====== Source material ======

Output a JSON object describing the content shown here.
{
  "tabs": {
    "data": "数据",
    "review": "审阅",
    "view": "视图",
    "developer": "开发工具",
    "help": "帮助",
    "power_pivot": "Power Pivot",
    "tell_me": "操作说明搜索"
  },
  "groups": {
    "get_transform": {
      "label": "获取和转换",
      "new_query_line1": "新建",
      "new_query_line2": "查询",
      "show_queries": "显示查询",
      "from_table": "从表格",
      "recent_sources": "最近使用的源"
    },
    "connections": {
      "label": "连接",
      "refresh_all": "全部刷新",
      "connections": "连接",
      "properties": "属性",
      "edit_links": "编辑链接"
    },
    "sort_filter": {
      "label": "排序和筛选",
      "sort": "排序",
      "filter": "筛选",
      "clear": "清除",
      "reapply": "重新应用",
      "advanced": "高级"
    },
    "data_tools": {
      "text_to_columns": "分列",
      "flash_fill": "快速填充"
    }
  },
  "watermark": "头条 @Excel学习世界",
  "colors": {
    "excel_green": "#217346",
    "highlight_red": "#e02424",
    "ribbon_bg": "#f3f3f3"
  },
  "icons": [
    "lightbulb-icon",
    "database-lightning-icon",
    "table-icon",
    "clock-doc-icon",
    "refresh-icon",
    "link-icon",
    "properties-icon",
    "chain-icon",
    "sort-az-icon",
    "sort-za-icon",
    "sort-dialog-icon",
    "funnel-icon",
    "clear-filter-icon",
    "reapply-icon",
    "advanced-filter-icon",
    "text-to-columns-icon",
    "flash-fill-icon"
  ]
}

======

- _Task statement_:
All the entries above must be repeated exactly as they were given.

- _Answer section_:
Output a JSON object describing the content shown here.
{
  "tabs": {
    "data": "数据",
    "review": "审阅",
    "view": "视图",
    "developer": "开发工具",
    "help": "帮助",
    "power_pivot": "Power Pivot",
    "tell_me": "操作说明搜索"
  },
  "groups": {
    "get_transform": {
      "label": "获取和转换",
      "new_query_line1": "新建",
      "new_query_line2": "查询",
      "show_queries": "显示查询",
      "from_table": "从表格",
      "recent_sources": "最近使用的源"
    },
    "connections": {
      "label": "连接",
      "refresh_all": "全部刷新",
      "connections": "连接",
      "properties": "属性",
      "edit_links": "编辑链接"
    },
    "sort_filter": {
      "label": "排序和筛选",
      "sort": "排序",
      "filter": "筛选",
      "clear": "清除",
      "reapply": "重新应用",
      "advanced": "高级"
    },
    "data_tools": {
      "text_to_columns": "分列",
      "flash_fill": "快速填充"
    }
  },
  "watermark": "头条 @Excel学习世界",
  "colors": {
    "excel_green": "#217346",
    "highlight_red": "#e02424",
    "ribbon_bg": "#f3f3f3"
  },
  "icons": [
    "lightbulb-icon",
    "database-lightning-icon",
    "table-icon",
    "clock-doc-icon",
    "refresh-icon",
    "link-icon",
    "properties-icon",
    "chain-icon",
    "sort-az-icon",
    "sort-za-icon",
    "sort-dialog-icon",
    "funnel-icon",
    "clear-filter-icon",
    "reapply-icon",
    "advanced-filter-icon",
    "text-to-columns-icon",
    "flash-fill-icon"
  ]
}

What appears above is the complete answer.